── Available data ──
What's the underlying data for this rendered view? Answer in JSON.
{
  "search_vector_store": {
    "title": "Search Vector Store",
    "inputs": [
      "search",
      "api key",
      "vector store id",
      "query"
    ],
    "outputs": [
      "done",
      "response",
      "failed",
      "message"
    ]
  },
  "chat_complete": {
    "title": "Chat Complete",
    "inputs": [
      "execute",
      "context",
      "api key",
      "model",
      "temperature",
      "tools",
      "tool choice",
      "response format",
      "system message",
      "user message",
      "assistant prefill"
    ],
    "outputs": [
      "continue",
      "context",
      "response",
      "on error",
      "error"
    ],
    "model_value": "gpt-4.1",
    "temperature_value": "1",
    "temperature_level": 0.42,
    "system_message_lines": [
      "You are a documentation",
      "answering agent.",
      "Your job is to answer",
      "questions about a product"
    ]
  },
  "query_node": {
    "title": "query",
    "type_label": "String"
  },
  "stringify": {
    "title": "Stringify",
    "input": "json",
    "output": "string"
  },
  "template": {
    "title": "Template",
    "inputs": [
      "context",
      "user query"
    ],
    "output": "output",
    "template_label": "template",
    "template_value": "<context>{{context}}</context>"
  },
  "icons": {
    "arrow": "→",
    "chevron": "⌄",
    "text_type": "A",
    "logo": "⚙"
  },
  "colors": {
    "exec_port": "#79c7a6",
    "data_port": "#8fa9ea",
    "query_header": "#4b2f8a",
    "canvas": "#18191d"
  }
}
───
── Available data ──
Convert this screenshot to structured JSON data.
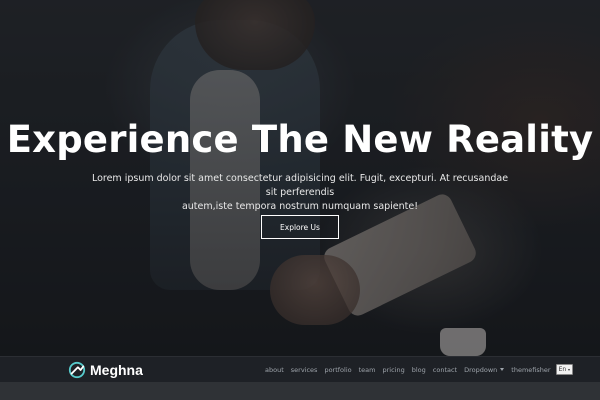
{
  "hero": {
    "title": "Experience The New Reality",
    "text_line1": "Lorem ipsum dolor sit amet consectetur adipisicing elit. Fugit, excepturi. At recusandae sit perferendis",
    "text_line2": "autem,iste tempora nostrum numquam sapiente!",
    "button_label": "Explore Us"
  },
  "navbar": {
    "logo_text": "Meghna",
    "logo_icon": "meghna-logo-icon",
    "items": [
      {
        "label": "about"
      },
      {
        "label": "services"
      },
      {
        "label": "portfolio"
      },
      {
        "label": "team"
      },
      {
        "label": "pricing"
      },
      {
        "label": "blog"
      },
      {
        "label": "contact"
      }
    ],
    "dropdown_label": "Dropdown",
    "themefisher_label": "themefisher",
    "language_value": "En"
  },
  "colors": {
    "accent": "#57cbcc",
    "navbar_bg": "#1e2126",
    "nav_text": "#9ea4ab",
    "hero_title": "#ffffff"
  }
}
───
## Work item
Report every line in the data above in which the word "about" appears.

## Solution for this task
      "questions about a product"
        "label": "about"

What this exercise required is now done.